Hi, I am doing a task that requires a comfortable speed when the robot move the limb. From my knowledge, I can set up the duration time to control the speed. Is there a way to control the speed directly?
The short answer is “yes, it is possible to control the speed directly”.
There are many ways to do what you asked, so I will provide one method in the context of the position control examples that we provide on our Sample Custom Tasks download section . In the position control examples that we provide, position controllers are used to directly control the movement of the robot. The movement is specified by a trajectory, which is a series of positions over a given duration. These examples create trajectories that have a bell-shaped velocity profile which is specified by a duration and distance (i.e. there is an implicit velocity). However, that trajectory could also be specified by a peak-velocity and distance, for example.
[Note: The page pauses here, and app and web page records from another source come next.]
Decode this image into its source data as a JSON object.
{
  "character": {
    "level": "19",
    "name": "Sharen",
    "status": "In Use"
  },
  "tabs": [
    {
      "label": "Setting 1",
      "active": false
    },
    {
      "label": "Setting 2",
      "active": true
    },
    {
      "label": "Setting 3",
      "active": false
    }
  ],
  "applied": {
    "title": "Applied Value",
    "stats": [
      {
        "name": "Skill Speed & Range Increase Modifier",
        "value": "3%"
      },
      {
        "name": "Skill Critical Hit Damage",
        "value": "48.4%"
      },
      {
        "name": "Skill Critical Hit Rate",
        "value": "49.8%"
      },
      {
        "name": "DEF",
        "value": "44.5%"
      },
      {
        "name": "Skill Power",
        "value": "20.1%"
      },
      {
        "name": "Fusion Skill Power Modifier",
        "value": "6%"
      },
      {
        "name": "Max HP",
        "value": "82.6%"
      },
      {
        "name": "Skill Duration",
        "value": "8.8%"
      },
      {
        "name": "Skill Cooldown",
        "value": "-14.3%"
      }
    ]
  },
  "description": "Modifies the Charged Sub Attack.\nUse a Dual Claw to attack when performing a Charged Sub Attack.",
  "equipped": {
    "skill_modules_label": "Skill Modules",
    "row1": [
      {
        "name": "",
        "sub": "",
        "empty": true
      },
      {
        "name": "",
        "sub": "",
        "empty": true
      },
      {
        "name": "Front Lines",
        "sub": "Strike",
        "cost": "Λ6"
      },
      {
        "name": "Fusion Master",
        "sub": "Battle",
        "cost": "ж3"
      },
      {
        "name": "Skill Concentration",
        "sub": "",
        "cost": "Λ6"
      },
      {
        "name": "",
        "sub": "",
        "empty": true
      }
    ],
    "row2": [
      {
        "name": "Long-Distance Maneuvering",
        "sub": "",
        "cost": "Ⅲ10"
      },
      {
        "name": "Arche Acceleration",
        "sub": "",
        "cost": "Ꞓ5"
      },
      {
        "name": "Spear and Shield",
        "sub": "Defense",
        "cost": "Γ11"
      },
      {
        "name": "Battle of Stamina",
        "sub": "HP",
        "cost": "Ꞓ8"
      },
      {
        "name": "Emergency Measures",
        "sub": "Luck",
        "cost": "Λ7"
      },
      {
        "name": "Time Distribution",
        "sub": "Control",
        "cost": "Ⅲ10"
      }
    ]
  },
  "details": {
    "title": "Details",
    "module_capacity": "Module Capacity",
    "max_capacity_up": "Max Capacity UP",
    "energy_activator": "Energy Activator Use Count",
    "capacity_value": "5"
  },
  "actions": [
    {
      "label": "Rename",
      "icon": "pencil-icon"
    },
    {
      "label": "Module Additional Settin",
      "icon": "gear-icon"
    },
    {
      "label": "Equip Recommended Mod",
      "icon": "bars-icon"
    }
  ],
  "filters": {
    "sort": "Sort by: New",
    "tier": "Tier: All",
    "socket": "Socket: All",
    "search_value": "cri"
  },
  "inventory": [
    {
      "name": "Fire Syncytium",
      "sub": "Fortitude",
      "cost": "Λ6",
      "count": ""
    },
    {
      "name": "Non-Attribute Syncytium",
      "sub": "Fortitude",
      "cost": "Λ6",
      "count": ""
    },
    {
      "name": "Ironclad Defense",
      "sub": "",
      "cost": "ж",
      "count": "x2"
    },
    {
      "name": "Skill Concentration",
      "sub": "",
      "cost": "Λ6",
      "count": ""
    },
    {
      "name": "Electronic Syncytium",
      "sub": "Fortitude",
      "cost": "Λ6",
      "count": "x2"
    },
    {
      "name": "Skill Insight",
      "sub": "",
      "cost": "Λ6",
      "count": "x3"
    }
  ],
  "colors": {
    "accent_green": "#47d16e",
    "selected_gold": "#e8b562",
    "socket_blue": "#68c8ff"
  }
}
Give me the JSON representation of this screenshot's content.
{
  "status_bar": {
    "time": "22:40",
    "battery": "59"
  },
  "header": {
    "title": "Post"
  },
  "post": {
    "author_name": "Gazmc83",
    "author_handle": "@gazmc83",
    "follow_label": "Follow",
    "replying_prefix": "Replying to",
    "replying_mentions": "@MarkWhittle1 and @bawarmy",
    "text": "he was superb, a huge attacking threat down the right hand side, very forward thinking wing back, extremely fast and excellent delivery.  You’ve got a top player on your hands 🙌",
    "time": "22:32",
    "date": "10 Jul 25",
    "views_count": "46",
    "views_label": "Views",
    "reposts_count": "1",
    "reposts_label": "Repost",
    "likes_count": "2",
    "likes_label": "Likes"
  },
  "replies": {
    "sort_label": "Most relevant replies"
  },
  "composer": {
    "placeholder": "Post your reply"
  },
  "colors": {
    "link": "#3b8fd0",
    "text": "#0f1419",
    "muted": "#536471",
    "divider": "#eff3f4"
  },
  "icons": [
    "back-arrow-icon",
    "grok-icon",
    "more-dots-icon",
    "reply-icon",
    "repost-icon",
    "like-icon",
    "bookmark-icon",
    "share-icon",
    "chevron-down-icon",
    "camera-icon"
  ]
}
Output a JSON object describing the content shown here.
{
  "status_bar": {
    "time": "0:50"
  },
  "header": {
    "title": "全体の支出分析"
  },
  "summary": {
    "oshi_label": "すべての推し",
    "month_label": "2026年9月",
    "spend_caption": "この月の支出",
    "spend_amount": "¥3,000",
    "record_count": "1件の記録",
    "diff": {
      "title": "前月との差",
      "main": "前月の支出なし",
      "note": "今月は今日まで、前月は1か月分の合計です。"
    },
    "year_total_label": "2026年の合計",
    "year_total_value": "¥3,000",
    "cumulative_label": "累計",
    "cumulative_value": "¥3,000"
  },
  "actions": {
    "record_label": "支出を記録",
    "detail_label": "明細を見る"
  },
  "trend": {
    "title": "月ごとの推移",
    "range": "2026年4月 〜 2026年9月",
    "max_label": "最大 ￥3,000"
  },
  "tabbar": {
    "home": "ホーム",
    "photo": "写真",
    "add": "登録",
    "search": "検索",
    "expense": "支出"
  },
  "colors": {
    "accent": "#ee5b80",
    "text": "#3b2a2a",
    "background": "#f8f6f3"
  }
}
The following code defines the trajectory in the position controller sample:
• trajectory_shape = tick/duration-sin(2*pi*tick/duration)/(2*pi);
• virt_pos = start_pos + (final_pos – start_pos) * trajectory_shape;
Differentiating the virt_pos gives:
• Velocity = (final_pos – start_pos) / duration * (1 – cos(2*pi*tick/duration) )
The peak velocity will occur when tick/duration = 0.5
• Peak_Velocity = (final_pos – start_pos) / duration * 2
• duration = 2 * (final_pos – start_pos) / Peak_Velocity
Therefore, you could use the position controller sample code as in the examples, specify a desired peak velocity (e.g. in your Task Protocol) and then calculate the duration associated with that Peak_Velocity and feed that into the code.
Once I replace duration=input_duration with duration =2*(final_pos-start_pos)/Peak_Velocity. It does not move the handle correctly, it moves so fast and trying to move out of the screen. Cannot figure out why?
The time units in that Stateflow block are milliseconds. So the duration is milliseconds and the Peak_Velocity is metres / millisecond as well. That may account for your high velocity.
Let me know if that solves your problem!
I converted the speed by peakSpeed=desiredSpeed/1000 or peakSpeed=desiredSpeed/100000; Then the handle doesn’t move at all.
The best way to diagnose what the model is doing is to use the xpc scopes (scopes are described in Section 7.5 of our Custom Task Programming user for 3.6). I would put a scope on each
of the desired position inputs (x and y) to double check that the inputs are correct. I also would recommending using the KINdata_bus From tag and use scopes to read some of the values
there to see what the model is doing. In a typical setup, where the robot computer and Dexterit-E computer share a keyboard, video and mouse, the KVM switch will need to be used to
switch the monitor to view the robot computer (e.g. double tap to switch which computer is viewed on the monitor). On the robot computer screen you will see what your
scopes are outputting.
When you connect the KINdata_bus From tag to a Bus Selector component and double click the Bus Selector, you will be able to choose from a host of data that you will be able to read on a
scope. This includes the x and y velocities, the commanded forces, as well as the x and y acceleration. You can check that against your math and see if what’s happening is what you
expected to happen.